--- Exercise instructions ---
Print the lines below exactly as written, with none missing.
======== Information given
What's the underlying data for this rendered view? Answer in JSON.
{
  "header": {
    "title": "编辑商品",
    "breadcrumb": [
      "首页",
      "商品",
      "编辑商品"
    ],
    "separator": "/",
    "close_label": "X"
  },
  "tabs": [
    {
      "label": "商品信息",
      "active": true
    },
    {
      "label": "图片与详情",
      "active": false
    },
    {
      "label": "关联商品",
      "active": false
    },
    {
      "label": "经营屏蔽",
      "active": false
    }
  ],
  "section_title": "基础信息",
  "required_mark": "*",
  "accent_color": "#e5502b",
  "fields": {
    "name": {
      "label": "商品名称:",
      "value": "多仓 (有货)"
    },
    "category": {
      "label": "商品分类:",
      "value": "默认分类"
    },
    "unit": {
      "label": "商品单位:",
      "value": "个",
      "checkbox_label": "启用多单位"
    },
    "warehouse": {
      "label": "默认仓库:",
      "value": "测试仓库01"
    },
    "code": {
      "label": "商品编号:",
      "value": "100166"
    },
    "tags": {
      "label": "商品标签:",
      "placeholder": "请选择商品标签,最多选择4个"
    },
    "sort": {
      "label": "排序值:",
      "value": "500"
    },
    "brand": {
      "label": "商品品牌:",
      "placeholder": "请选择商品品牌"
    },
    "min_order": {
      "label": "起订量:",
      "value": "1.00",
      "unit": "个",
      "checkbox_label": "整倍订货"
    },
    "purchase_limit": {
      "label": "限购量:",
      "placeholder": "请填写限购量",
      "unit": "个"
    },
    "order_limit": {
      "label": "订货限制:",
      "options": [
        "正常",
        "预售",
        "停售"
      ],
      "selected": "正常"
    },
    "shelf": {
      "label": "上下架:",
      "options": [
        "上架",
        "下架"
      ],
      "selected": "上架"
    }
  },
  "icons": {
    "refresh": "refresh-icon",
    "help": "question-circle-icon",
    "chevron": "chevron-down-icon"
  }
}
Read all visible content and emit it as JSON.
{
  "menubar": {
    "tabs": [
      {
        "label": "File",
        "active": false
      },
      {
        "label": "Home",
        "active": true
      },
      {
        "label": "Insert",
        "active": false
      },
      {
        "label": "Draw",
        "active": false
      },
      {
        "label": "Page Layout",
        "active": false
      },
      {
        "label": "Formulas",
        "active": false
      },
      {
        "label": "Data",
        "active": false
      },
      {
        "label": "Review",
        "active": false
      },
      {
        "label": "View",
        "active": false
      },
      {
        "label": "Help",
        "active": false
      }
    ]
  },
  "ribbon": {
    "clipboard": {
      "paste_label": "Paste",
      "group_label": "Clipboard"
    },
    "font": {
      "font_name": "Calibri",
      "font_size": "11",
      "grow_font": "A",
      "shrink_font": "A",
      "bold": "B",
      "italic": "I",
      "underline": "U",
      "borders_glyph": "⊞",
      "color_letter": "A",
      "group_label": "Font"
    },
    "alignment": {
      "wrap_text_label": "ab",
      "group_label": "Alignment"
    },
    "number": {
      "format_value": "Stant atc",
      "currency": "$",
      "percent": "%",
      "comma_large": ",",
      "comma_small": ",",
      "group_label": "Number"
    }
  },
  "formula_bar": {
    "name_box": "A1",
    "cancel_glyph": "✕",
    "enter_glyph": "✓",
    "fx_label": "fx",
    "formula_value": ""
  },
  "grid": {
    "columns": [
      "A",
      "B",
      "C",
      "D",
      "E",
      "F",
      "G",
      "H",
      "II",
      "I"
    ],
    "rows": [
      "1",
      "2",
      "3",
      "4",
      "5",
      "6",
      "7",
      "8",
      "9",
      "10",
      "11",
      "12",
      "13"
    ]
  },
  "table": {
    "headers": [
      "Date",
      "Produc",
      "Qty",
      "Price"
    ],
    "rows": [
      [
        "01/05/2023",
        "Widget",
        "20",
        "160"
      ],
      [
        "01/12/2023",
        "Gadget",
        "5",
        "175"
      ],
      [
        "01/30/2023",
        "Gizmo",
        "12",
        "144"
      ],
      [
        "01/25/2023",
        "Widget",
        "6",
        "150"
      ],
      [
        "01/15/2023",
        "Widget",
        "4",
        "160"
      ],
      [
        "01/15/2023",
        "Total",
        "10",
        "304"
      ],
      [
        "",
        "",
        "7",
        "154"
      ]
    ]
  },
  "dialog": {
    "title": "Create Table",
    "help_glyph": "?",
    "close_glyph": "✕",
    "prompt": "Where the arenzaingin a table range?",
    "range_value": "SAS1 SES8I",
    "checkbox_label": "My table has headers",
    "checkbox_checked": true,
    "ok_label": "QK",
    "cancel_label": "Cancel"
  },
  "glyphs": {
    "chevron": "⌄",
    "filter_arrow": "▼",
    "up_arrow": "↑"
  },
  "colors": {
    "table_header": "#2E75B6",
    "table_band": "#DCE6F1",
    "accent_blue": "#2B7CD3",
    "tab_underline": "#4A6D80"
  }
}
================
--- Reply to the task ---
What's the underlying data for this rendered view? Answer in JSON.
{
  "header": {
    "title": "编辑商品",
    "breadcrumb": [
      "首页",
      "商品",
      "编辑商品"
    ],
    "separator": "/",
    "close_label": "X"
  },
  "tabs": [
    {
      "label": "商品信息",
      "active": true
    },
    {
      "label": "图片与详情",
      "active": false
    },
    {
      "label": "关联商品",
      "active": false
    },
    {
      "label": "经营屏蔽",
      "active": false
    }
  ],
  "section_title": "基础信息",
  "required_mark": "*",
  "accent_color": "#e5502b",
  "fields": {
    "name": {
      "label": "商品名称:",
      "value": "多仓 (有货)"
    },
    "category": {
      "label": "商品分类:",
      "value": "默认分类"
    },
    "unit": {
      "label": "商品单位:",
      "value": "个",
      "checkbox_label": "启用多单位"
    },
    "warehouse": {
      "label": "默认仓库:",
      "value": "测试仓库01"
    },
    "code": {
      "label": "商品编号:",
      "value": "100166"
    },
    "tags": {
      "label": "商品标签:",
      "placeholder": "请选择商品标签,最多选择4个"
    },
    "sort": {
      "label": "排序值:",
      "value": "500"
    },
    "brand": {
      "label": "商品品牌:",
      "placeholder": "请选择商品品牌"
    },
    "min_order": {
      "label": "起订量:",
      "value": "1.00",
      "unit": "个",
      "checkbox_label": "整倍订货"
    },
    "purchase_limit": {
      "label": "限购量:",
      "placeholder": "请填写限购量",
      "unit": "个"
    },
    "order_limit": {
      "label": "订货限制:",
      "options": [
        "正常",
        "预售",
        "停售"
      ],
      "selected": "正常"
    },
    "shelf": {
      "label": "上下架:",
      "options": [
        "上架",
        "下架"
      ],
      "selected": "上架"
    }
  },
  "icons": {
    "refresh": "refresh-icon",
    "help": "question-circle-icon",
    "chevron": "chevron-down-icon"
  }
}
Read all visible content and emit it as JSON.
{
  "menubar": {
    "tabs": [
      {
        "label": "File",
        "active": false
      },
      {
        "label": "Home",
        "active": true
      },
      {
        "label": "Insert",
        "active": false
      },
      {
        "label": "Draw",
        "active": false
      },
      {
        "label": "Page Layout",
        "active": false
      },
      {
        "label": "Formulas",
        "active": false
      },
      {
        "label": "Data",
        "active": false
      },
      {
        "label": "Review",
        "active": false
      },
      {
        "label": "View",
        "active": false
      },
      {
        "label": "Help",
        "active": false
      }
    ]
  },
  "ribbon": {
    "clipboard": {
      "paste_label": "Paste",
      "group_label": "Clipboard"
    },
    "font": {
      "font_name": "Calibri",
      "font_size": "11",
      "grow_font": "A",
      "shrink_font": "A",
      "bold": "B",
      "italic": "I",
      "underline": "U",
      "borders_glyph": "⊞",
      "color_letter": "A",
      "group_label": "Font"
    },
    "alignment": {
      "wrap_text_label": "ab",
      "group_label": "Alignment"
    },
    "number": {
      "format_value": "Stant atc",
      "currency": "$",
      "percent": "%",
      "comma_large": ",",
      "comma_small": ",",
      "group_label": "Number"
    }
  },
  "formula_bar": {
    "name_box": "A1",
    "cancel_glyph": "✕",
    "enter_glyph": "✓",
    "fx_label": "fx",
    "formula_value": ""
  },
  "grid": {
    "columns": [
      "A",
      "B",
      "C",
      "D",
      "E",
      "F",
      "G",
      "H",
      "II",
      "I"
    ],
    "rows": [
      "1",
      "2",
      "3",
      "4",
      "5",
      "6",
      "7",
      "8",
      "9",
      "10",
      "11",
      "12",
      "13"
    ]
  },
  "table": {
    "headers": [
      "Date",
      "Produc",
      "Qty",
      "Price"
    ],
    "rows": [
      [
        "01/05/2023",
        "Widget",
        "20",
        "160"
      ],
      [
        "01/12/2023",
        "Gadget",
        "5",
        "175"
      ],
      [
        "01/30/2023",
        "Gizmo",
        "12",
        "144"
      ],
      [
        "01/25/2023",
        "Widget",
        "6",
        "150"
      ],
      [
        "01/15/2023",
        "Widget",
        "4",
        "160"
      ],
      [
        "01/15/2023",
        "Total",
        "10",
        "304"
      ],
      [
        "",
        "",
        "7",
        "154"
      ]
    ]
  },
  "dialog": {
    "title": "Create Table",
    "help_glyph": "?",
    "close_glyph": "✕",
    "prompt": "Where the arenzaingin a table range?",
    "range_value": "SAS1 SES8I",
    "checkbox_label": "My table has headers",
    "checkbox_checked": true,
    "ok_label": "QK",
    "cancel_label": "Cancel"
  },
  "glyphs": {
    "chevron": "⌄",
    "filter_arrow": "▼",
    "up_arrow": "↑"
  },
  "colors": {
    "table_header": "#2E75B6",
    "table_band": "#DCE6F1",
    "accent_blue": "#2B7CD3",
    "tab_underline": "#4A6D80"
  }
}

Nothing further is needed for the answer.